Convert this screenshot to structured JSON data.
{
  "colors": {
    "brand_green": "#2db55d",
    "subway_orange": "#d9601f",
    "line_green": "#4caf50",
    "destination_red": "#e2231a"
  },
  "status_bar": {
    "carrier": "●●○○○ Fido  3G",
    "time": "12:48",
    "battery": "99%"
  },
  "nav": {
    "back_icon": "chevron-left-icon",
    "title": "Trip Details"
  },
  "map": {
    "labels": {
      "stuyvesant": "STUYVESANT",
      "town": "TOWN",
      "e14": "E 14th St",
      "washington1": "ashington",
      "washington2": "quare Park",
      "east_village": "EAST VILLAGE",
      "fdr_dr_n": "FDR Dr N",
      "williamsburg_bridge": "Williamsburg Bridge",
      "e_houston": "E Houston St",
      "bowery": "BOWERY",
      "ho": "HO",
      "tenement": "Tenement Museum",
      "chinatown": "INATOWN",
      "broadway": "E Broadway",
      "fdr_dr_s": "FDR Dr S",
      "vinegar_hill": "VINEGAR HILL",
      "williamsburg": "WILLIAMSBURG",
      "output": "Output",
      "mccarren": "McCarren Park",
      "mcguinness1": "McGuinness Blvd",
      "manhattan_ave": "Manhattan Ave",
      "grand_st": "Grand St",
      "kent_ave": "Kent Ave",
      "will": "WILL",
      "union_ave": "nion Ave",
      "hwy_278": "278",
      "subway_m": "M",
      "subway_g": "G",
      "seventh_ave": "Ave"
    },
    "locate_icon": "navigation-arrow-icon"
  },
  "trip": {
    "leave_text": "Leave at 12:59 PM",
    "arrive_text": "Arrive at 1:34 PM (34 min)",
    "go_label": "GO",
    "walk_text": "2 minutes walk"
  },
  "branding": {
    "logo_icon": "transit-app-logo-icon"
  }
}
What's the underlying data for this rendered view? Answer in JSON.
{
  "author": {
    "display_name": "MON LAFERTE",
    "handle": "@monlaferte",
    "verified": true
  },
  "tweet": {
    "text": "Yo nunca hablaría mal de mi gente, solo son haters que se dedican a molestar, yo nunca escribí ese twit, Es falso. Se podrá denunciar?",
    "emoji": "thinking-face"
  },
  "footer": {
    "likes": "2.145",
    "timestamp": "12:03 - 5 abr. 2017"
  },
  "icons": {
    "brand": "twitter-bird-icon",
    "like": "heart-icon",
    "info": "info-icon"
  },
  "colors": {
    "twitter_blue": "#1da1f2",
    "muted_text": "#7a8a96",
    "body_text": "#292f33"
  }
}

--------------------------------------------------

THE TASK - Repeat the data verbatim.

WRITTEN RESPONSE -
Convert this screenshot to structured JSON data.
{
  "colors": {
    "brand_green": "#2db55d",
    "subway_orange": "#d9601f",
    "line_green": "#4caf50",
    "destination_red": "#e2231a"
  },
  "status_bar": {
    "carrier": "●●○○○ Fido  3G",
    "time": "12:48",
    "battery": "99%"
  },
  "nav": {
    "back_icon": "chevron-left-icon",
    "title": "Trip Details"
  },
  "map": {
    "labels": {
      "stuyvesant": "STUYVESANT",
      "town": "TOWN",
      "e14": "E 14th St",
      "washington1": "ashington",
      "washington2": "quare Park",
      "east_village": "EAST VILLAGE",
      "fdr_dr_n": "FDR Dr N",
      "williamsburg_bridge": "Williamsburg Bridge",
      "e_houston": "E Houston St",
      "bowery": "BOWERY",
      "ho": "HO",
      "tenement": "Tenement Museum",
      "chinatown": "INATOWN",
      "broadway": "E Broadway",
      "fdr_dr_s": "FDR Dr S",
      "vinegar_hill": "VINEGAR HILL",
      "williamsburg": "WILLIAMSBURG",
      "output": "Output",
      "mccarren": "McCarren Park",
      "mcguinness1": "McGuinness Blvd",
      "manhattan_ave": "Manhattan Ave",
      "grand_st": "Grand St",
      "kent_ave": "Kent Ave",
      "will": "WILL",
      "union_ave": "nion Ave",
      "hwy_278": "278",
      "subway_m": "M",
      "subway_g": "G",
      "seventh_ave": "Ave"
    },
    "locate_icon": "navigation-arrow-icon"
  },
  "trip": {
    "leave_text": "Leave at 12:59 PM",
    "arrive_text": "Arrive at 1:34 PM (34 min)",
    "go_label": "GO",
    "walk_text": "2 minutes walk"
  },
  "branding": {
    "logo_icon": "transit-app-logo-icon"
  }
}
What's the underlying data for this rendered view? Answer in JSON.
{
  "author": {
    "display_name": "MON LAFERTE",
    "handle": "@monlaferte",
    "verified": true
  },
  "tweet": {
    "text": "Yo nunca hablaría mal de mi gente, solo son haters que se dedican a molestar, yo nunca escribí ese twit, Es falso. Se podrá denunciar?",
    "emoji": "thinking-face"
  },
  "footer": {
    "likes": "2.145",
    "timestamp": "12:03 - 5 abr. 2017"
  },
  "icons": {
    "brand": "twitter-bird-icon",
    "like": "heart-icon",
    "info": "info-icon"
  },
  "colors": {
    "twitter_blue": "#1da1f2",
    "muted_text": "#7a8a96",
    "body_text": "#292f33"
  }
}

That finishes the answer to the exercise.